Just 10 years ago, it wasn’t unusual for a young athlete to be told “shake it off” after a head injury and then be back on the field, court or mat within 15 minutes. In 2007, The New York Times chronicled the deaths or serious injuries of 50 high school players in more than 20 states from 1997 to 2007. Two years later, the Washington State Legislature passed the Lystedt Law after 13-year-old Zackery Lystedt collapsed on a football field with a severe brain injury. He had just returned to play after suffering a mild concussion earlier in the game. The law was the first in the country mandating specific protocol for managing a youth athlete after a concussion. Since then, more than 30 states have passed similar sports-related concussion laws, and several more have legislation pending. See a state-by-state overview here.

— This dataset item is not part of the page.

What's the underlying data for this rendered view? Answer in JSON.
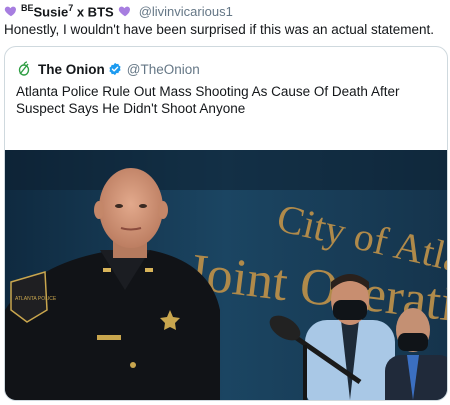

Meanwhile, the concussions continue. According to the Centers for Disease Control and Prevention (CDC), emergency room visits by young athletes with traumatic brain injuries (TBIs) rose 60 percent during the past decade. Another study from the American Journal of Sports Medicine found that concussions in high school sports rose at an annual average rate of 15 percent from 1997 to 2008.
Awareness Key to Preventing Long-term Injury
As a result of legislation like the Lystedt Law, the National Federation of State High School Associations and the National Collegiate Athletic Associations have teamed up with the CDC to develop protocols for treating concussions, as well as a program to educate athletes, parents, coaches and trainers on the symptoms and management of a sports concussion. At the core of these laws and protocols are “The Four Rs”: 1) recognize, 2) remove, 3) refer and 4) return to play only when cleared by by a licensed health care professional.
The American Journal of Sports
Medicine tracked the concussion
rate for athletes in 25 high schools
from 1997 to 2008 per 1,000
exposures (games or practices).
1) Recognize the Signs
A concussion is a brain injury caused by a direct or indirect blow to the head, and thus rapid movement of the brain inside the skull. Despite a higher prevalence in boy’s football, concussions can occur in any sport, and to girls as well as boys (see chart). Signs can include immediate memory disturbance, dizziness and vomiting (download full list). Note that an athlete does not have to lose consciousness to suffer a concussion. And keep in mind that a competitive young athlete might be less than forthcoming about his or her condition (hear why from this athlete).
2) Remove the Athlete
If you have any doubt about young athletes after a head injury, sit them out. And under no circumstance let them return to a game the same day of the concussion.
3) Refer to a Professional
Don’t try and judge the severity of the injury by yourself. Have the athlete evaluated as soon as possible by a health care professional.
4) Return Only When Cleared
Treating young athletes with a concussion is uniquely challenging because their brains are
still developing. Returning to action too early can result in second-impact syndrome, which can cause severe brain injury or death. Concussed athletes should not practice or play until they've been cleared by a licensed health care professional, and only then after showing no signs of a concussion during the six-step graduated rehabilitation program as shown here. Graduated rehabilitation will require a minimum of five days, and probably longer for young athletes.
- Heads Up: Concussion in Youth Sports — CDC clearinghouse for fact sheets, posters and clipboard reminders for coaching staff, athletes and parents
- STOP Sports Injuries — Tip sheets, articles and videos on youth sports injuries and concussions
- Sport-Related Concussions in Children and Adolescents, Pediatrics, the Journal of the American Academy of Pediatrics View abstract. Download article.
- The Fragile Teenage Brain, Jonah Lehrer, Grantland — An insider’s look from one of ESPN.com’s most popular writers.